Extracted information section start

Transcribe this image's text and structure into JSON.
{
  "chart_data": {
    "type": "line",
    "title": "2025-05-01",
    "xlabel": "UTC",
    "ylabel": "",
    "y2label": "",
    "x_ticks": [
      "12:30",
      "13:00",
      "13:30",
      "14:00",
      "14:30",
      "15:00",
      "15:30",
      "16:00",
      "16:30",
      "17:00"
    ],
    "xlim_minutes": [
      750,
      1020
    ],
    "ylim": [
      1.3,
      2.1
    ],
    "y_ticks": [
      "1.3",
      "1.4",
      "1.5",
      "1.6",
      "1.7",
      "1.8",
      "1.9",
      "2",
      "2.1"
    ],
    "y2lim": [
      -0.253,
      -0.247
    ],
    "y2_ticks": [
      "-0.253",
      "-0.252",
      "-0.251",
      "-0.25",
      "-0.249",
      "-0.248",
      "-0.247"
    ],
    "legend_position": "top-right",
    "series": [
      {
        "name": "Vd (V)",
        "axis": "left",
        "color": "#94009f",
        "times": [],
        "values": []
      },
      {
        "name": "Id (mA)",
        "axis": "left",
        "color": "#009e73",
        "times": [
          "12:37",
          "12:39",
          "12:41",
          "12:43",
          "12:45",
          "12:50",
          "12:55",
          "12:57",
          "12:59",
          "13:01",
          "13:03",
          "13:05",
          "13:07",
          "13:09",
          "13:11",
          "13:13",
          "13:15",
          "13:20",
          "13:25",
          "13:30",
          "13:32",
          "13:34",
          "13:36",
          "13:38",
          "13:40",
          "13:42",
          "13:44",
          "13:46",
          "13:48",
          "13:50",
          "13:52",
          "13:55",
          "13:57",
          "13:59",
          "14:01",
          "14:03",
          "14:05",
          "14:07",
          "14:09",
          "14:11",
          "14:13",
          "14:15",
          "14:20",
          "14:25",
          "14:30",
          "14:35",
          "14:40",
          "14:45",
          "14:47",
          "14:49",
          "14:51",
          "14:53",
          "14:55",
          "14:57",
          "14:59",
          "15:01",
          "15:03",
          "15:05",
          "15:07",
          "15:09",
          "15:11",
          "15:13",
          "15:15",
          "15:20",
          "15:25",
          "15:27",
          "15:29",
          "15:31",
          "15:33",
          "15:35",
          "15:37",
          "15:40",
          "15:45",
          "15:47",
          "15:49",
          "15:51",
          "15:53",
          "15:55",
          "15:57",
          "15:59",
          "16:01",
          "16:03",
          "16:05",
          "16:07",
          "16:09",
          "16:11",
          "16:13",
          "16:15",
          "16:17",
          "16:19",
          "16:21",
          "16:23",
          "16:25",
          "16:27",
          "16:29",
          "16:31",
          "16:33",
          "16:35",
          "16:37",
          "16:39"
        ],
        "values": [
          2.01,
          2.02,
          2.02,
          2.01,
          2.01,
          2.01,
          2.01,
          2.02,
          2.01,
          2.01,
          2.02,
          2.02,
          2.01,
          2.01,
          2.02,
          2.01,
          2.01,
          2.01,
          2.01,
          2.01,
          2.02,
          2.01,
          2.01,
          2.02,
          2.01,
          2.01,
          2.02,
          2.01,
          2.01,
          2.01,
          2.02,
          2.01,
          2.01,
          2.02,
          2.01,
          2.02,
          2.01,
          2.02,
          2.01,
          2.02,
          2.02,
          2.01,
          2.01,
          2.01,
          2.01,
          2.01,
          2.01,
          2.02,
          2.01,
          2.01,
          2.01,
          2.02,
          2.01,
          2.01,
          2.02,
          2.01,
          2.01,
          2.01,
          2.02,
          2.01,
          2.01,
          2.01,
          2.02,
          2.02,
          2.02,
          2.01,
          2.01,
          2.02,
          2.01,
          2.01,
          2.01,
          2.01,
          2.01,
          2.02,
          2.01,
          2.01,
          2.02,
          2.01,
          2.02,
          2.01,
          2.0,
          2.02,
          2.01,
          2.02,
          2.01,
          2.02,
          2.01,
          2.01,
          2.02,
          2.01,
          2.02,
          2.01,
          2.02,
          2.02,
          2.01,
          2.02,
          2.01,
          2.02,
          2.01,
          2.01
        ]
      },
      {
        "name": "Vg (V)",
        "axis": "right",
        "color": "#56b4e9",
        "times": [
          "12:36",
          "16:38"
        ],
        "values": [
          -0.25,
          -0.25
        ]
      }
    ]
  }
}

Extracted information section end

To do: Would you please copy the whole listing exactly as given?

Response to this task:
Transcribe this image's text and structure into JSON.
{
  "chart_data": {
    "type": "line",
    "title": "2025-05-01",
    "xlabel": "UTC",
    "ylabel": "",
    "y2label": "",
    "x_ticks": [
      "12:30",
      "13:00",
      "13:30",
      "14:00",
      "14:30",
      "15:00",
      "15:30",
      "16:00",
      "16:30",
      "17:00"
    ],
    "xlim_minutes": [
      750,
      1020
    ],
    "ylim": [
      1.3,
      2.1
    ],
    "y_ticks": [
      "1.3",
      "1.4",
      "1.5",
      "1.6",
      "1.7",
      "1.8",
      "1.9",
      "2",
      "2.1"
    ],
    "y2lim": [
      -0.253,
      -0.247
    ],
    "y2_ticks": [
      "-0.253",
      "-0.252",
      "-0.251",
      "-0.25",
      "-0.249",
      "-0.248",
      "-0.247"
    ],
    "legend_position": "top-right",
    "series": [
      {
        "name": "Vd (V)",
        "axis": "left",
        "color": "#94009f",
        "times": [],
        "values": []
      },
      {
        "name": "Id (mA)",
        "axis": "left",
        "color": "#009e73",
        "times": [
          "12:37",
          "12:39",
          "12:41",
          "12:43",
          "12:45",
          "12:50",
          "12:55",
          "12:57",
          "12:59",
          "13:01",
          "13:03",
          "13:05",
          "13:07",
          "13:09",
          "13:11",
          "13:13",
          "13:15",
          "13:20",
          "13:25",
          "13:30",
          "13:32",
          "13:34",
          "13:36",
          "13:38",
          "13:40",
          "13:42",
          "13:44",
          "13:46",
          "13:48",
          "13:50",
          "13:52",
          "13:55",
          "13:57",
          "13:59",
          "14:01",
          "14:03",
          "14:05",
          "14:07",
          "14:09",
          "14:11",
          "14:13",
          "14:15",
          "14:20",
          "14:25",
          "14:30",
          "14:35",
          "14:40",
          "14:45",
          "14:47",
          "14:49",
          "14:51",
          "14:53",
          "14:55",
          "14:57",
          "14:59",
          "15:01",
          "15:03",
          "15:05",
          "15:07",
          "15:09",
          "15:11",
          "15:13",
          "15:15",
          "15:20",
          "15:25",
          "15:27",
          "15:29",
          "15:31",
          "15:33",
          "15:35",
          "15:37",
          "15:40",
          "15:45",
          "15:47",
          "15:49",
          "15:51",
          "15:53",
          "15:55",
          "15:57",
          "15:59",
          "16:01",
          "16:03",
          "16:05",
          "16:07",
          "16:09",
          "16:11",
          "16:13",
          "16:15",
          "16:17",
          "16:19",
          "16:21",
          "16:23",
          "16:25",
          "16:27",
          "16:29",
          "16:31",
          "16:33",
          "16:35",
          "16:37",
          "16:39"
        ],
        "values": [
          2.01,
          2.02,
          2.02,
          2.01,
          2.01,
          2.01,
          2.01,
          2.02,
          2.01,
          2.01,
          2.02,
          2.02,
          2.01,
          2.01,
          2.02,
          2.01,
          2.01,
          2.01,
          2.01,
          2.01,
          2.02,
          2.01,
          2.01,
          2.02,
          2.01,
          2.01,
          2.02,
          2.01,
          2.01,
          2.01,
          2.02,
          2.01,
          2.01,
          2.02,
          2.01,
          2.02,
          2.01,
          2.02,
          2.01,
          2.02,
          2.02,
          2.01,
          2.01,
          2.01,
          2.01,
          2.01,
          2.01,
          2.02,
          2.01,
          2.01,
          2.01,
          2.02,
          2.01,
          2.01,
          2.02,
          2.01,
          2.01,
          2.01,
          2.02,
          2.01,
          2.01,
          2.01,
          2.02,
          2.02,
          2.02,
          2.01,
          2.01,
          2.02,
          2.01,
          2.01,
          2.01,
          2.01,
          2.01,
          2.02,
          2.01,
          2.01,
          2.02,
          2.01,
          2.02,
          2.01,
          2.0,
          2.02,
          2.01,
          2.02,
          2.01,
          2.02,
          2.01,
          2.01,
          2.02,
          2.01,
          2.02,
          2.01,
          2.02,
          2.02,
          2.01,
          2.02,
          2.01,
          2.02,
          2.01,
          2.01
        ]
      },
      {
        "name": "Vg (V)",
        "axis": "right",
        "color": "#56b4e9",
        "times": [
          "12:36",
          "16:38"
        ],
        "values": [
          -0.25,
          -0.25
        ]
      }
    ]
  }
}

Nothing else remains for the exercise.